- Work request: Only the count is wanted here: how many lines of the entries hold the string "icon"?

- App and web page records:
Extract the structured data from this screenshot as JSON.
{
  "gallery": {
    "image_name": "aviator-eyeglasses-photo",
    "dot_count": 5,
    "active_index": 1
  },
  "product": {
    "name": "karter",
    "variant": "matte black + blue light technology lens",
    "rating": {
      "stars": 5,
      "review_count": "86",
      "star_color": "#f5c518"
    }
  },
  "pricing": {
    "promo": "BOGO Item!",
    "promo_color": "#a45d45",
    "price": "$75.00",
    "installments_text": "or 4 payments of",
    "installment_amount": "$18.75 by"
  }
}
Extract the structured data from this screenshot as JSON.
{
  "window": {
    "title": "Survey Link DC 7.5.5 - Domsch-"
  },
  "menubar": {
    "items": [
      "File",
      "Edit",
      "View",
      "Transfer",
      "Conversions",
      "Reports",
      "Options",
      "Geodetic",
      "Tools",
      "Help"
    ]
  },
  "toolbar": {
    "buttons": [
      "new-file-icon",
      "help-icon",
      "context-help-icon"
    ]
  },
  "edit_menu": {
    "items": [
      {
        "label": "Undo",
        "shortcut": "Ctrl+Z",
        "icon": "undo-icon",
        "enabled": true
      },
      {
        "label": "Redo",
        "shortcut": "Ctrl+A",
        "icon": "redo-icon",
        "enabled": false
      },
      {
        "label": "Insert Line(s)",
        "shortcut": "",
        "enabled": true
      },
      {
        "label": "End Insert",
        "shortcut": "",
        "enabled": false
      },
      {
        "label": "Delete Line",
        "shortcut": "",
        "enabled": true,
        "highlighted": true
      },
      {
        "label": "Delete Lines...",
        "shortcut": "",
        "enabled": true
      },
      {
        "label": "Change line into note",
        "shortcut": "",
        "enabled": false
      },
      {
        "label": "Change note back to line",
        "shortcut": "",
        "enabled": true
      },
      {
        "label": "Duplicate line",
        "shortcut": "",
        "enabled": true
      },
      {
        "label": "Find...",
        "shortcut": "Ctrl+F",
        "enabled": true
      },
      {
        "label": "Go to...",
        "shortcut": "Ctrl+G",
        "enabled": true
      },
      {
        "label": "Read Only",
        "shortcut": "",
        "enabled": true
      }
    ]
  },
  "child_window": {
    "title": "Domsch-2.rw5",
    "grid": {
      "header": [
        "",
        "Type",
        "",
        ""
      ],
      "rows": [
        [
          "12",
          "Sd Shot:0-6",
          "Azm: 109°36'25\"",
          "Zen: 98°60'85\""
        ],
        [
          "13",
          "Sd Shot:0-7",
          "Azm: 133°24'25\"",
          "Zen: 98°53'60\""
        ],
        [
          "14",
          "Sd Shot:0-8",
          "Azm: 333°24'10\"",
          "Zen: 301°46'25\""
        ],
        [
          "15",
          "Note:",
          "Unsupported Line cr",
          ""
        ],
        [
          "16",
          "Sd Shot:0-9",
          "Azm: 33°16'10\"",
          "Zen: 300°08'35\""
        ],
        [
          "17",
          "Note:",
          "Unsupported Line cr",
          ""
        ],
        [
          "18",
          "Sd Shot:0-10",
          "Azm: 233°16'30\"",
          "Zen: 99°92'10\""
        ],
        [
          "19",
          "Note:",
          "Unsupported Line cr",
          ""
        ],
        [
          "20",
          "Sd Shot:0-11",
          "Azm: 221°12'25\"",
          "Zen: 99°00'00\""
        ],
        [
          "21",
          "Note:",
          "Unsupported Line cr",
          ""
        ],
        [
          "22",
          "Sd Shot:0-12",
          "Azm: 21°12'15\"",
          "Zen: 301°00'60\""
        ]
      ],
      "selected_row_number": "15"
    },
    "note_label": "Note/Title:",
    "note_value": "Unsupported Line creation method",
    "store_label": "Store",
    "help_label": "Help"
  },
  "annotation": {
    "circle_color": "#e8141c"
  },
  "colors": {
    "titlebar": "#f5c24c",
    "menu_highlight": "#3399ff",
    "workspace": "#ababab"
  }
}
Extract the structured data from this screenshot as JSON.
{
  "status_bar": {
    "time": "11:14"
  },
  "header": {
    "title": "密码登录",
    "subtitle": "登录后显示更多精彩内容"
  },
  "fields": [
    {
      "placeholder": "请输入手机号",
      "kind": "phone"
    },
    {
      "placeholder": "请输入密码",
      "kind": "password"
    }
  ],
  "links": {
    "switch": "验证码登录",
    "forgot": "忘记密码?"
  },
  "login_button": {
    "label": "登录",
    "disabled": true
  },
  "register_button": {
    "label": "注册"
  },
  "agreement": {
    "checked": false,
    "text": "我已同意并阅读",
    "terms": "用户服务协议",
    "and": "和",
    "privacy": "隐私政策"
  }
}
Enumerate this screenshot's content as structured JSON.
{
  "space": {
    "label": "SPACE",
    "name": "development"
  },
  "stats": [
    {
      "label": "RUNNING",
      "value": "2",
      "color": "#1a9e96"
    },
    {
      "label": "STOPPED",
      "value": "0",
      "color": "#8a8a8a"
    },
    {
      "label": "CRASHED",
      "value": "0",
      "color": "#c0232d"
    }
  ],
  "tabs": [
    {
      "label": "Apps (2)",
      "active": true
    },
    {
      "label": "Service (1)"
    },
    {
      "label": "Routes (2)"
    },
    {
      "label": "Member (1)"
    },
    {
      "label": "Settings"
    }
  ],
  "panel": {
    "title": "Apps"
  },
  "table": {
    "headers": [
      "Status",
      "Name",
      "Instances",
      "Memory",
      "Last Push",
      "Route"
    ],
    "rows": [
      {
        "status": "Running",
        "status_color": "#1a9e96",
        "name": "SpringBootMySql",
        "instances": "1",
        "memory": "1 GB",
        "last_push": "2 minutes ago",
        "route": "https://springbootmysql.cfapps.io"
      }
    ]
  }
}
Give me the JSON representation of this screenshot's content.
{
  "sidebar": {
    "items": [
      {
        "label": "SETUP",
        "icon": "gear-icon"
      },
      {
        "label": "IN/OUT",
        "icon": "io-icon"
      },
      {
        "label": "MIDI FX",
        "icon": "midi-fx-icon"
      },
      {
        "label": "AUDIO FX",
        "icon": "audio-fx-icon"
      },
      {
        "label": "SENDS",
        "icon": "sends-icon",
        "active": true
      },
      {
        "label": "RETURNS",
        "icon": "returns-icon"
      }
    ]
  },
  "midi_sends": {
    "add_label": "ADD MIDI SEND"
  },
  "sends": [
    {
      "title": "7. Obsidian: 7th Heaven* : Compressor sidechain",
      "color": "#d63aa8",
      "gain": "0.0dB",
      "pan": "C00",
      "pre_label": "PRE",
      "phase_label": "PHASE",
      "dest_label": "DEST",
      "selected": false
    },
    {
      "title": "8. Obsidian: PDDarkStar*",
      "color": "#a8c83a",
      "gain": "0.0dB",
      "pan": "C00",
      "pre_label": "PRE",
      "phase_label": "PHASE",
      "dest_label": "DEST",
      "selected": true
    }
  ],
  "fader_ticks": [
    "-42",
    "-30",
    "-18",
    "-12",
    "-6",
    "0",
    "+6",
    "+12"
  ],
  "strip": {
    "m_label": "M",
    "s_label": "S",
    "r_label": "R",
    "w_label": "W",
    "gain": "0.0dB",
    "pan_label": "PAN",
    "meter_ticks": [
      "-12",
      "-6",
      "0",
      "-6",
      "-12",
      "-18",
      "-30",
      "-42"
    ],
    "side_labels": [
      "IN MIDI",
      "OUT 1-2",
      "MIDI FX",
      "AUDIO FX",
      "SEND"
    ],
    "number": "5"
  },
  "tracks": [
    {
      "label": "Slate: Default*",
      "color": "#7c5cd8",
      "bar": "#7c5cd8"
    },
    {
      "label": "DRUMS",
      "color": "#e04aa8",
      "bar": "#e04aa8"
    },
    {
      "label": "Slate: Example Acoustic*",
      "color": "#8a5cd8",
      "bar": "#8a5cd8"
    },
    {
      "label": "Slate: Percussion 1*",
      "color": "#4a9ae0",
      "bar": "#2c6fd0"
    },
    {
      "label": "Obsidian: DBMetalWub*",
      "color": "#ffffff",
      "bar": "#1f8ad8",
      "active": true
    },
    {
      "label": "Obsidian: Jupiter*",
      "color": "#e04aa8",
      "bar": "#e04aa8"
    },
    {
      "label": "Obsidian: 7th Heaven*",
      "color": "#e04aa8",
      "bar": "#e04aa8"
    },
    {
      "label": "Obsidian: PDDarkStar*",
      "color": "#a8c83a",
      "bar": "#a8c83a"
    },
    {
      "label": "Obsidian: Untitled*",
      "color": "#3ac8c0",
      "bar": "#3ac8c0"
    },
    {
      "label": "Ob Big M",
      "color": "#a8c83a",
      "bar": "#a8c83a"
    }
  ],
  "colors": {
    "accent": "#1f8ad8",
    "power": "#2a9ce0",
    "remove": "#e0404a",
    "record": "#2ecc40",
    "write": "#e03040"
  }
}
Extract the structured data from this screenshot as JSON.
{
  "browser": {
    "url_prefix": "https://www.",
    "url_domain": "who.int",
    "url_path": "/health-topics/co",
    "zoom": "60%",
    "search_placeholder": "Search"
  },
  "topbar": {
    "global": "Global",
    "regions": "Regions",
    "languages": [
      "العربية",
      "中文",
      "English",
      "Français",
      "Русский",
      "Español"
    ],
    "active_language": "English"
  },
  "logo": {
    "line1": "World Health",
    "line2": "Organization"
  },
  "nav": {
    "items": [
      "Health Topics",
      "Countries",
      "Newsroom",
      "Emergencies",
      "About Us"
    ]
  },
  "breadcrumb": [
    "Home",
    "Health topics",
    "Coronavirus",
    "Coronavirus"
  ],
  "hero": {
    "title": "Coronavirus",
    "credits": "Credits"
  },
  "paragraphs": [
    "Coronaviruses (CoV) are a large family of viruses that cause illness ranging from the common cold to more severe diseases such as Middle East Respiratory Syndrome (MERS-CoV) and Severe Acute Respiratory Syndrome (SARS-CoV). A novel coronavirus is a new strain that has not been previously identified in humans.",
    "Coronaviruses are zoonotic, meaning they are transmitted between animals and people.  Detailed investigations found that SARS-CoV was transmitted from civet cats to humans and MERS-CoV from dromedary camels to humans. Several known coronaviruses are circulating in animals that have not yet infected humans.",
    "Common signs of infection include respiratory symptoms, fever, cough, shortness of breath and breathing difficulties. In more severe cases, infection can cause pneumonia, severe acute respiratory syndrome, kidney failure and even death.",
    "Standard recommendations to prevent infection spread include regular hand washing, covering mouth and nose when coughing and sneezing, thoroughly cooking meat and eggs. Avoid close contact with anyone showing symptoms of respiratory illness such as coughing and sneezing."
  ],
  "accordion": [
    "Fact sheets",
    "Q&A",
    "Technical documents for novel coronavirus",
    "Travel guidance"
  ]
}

- Your response: 11